- **Task details**: Please return the records below exactly as they stand.
━━━ The data ━━━
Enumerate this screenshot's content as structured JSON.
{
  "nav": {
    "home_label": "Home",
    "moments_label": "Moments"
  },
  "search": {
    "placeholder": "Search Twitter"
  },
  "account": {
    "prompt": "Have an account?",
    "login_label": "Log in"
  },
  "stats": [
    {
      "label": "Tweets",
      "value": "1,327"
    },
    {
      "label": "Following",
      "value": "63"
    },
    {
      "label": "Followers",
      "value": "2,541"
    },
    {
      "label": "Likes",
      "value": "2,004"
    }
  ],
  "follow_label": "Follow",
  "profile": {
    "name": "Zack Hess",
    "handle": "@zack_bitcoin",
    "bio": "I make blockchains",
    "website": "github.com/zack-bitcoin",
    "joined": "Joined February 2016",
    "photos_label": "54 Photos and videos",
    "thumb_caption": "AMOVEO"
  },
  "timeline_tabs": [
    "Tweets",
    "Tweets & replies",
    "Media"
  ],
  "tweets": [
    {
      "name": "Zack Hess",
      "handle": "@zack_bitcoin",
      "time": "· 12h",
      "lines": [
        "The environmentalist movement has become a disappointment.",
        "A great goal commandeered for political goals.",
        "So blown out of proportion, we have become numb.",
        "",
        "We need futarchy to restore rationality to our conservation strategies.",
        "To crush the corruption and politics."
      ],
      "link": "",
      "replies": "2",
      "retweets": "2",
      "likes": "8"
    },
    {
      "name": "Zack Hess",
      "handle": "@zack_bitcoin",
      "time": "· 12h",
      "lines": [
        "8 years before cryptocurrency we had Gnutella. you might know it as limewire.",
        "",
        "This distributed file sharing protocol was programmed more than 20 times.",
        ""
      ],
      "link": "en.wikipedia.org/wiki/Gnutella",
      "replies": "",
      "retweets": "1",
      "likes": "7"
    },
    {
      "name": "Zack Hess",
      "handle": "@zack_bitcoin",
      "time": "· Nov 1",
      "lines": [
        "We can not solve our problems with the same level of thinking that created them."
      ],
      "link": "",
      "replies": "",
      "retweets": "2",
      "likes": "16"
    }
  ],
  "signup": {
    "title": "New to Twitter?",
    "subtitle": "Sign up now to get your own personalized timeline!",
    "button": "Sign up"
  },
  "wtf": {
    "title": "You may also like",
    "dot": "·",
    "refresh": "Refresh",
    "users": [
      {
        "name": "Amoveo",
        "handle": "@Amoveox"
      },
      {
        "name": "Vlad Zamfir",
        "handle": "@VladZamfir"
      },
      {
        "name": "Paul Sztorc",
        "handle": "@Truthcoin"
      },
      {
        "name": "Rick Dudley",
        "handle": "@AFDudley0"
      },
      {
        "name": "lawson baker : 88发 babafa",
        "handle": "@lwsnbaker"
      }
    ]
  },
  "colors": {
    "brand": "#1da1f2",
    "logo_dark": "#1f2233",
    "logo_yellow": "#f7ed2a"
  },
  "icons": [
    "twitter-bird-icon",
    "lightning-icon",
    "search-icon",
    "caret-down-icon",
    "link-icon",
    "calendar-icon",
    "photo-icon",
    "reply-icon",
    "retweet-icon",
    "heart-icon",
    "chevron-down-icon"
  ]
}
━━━
- **Answer to this exercise**:
Enumerate this screenshot's content as structured JSON.
{
  "nav": {
    "home_label": "Home",
    "moments_label": "Moments"
  },
  "search": {
    "placeholder": "Search Twitter"
  },
  "account": {
    "prompt": "Have an account?",
    "login_label": "Log in"
  },
  "stats": [
    {
      "label": "Tweets",
      "value": "1,327"
    },
    {
      "label": "Following",
      "value": "63"
    },
    {
      "label": "Followers",
      "value": "2,541"
    },
    {
      "label": "Likes",
      "value": "2,004"
    }
  ],
  "follow_label": "Follow",
  "profile": {
    "name": "Zack Hess",
    "handle": "@zack_bitcoin",
    "bio": "I make blockchains",
    "website": "github.com/zack-bitcoin",
    "joined": "Joined February 2016",
    "photos_label": "54 Photos and videos",
    "thumb_caption": "AMOVEO"
  },
  "timeline_tabs": [
    "Tweets",
    "Tweets & replies",
    "Media"
  ],
  "tweets": [
    {
      "name": "Zack Hess",
      "handle": "@zack_bitcoin",
      "time": "· 12h",
      "lines": [
        "The environmentalist movement has become a disappointment.",
        "A great goal commandeered for political goals.",
        "So blown out of proportion, we have become numb.",
        "",
        "We need futarchy to restore rationality to our conservation strategies.",
        "To crush the corruption and politics."
      ],
      "link": "",
      "replies": "2",
      "retweets": "2",
      "likes": "8"
    },
    {
      "name": "Zack Hess",
      "handle": "@zack_bitcoin",
      "time": "· 12h",
      "lines": [
        "8 years before cryptocurrency we had Gnutella. you might know it as limewire.",
        "",
        "This distributed file sharing protocol was programmed more than 20 times.",
        ""
      ],
      "link": "en.wikipedia.org/wiki/Gnutella",
      "replies": "",
      "retweets": "1",
      "likes": "7"
    },
    {
      "name": "Zack Hess",
      "handle": "@zack_bitcoin",
      "time": "· Nov 1",
      "lines": [
        "We can not solve our problems with the same level of thinking that created them."
      ],
      "link": "",
      "replies": "",
      "retweets": "2",
      "likes": "16"
    }
  ],
  "signup": {
    "title": "New to Twitter?",
    "subtitle": "Sign up now to get your own personalized timeline!",
    "button": "Sign up"
  },
  "wtf": {
    "title": "You may also like",
    "dot": "·",
    "refresh": "Refresh",
    "users": [
      {
        "name": "Amoveo",
        "handle": "@Amoveox"
      },
      {
        "name": "Vlad Zamfir",
        "handle": "@VladZamfir"
      },
      {
        "name": "Paul Sztorc",
        "handle": "@Truthcoin"
      },
      {
        "name": "Rick Dudley",
        "handle": "@AFDudley0"
      },
      {
        "name": "lawson baker : 88发 babafa",
        "handle": "@lwsnbaker"
      }
    ]
  },
  "colors": {
    "brand": "#1da1f2",
    "logo_dark": "#1f2233",
    "logo_yellow": "#f7ed2a"
  },
  "icons": [
    "twitter-bird-icon",
    "lightning-icon",
    "search-icon",
    "caret-down-icon",
    "link-icon",
    "calendar-icon",
    "photo-icon",
    "reply-icon",
    "retweet-icon",
    "heart-icon",
    "chevron-down-icon"
  ]
}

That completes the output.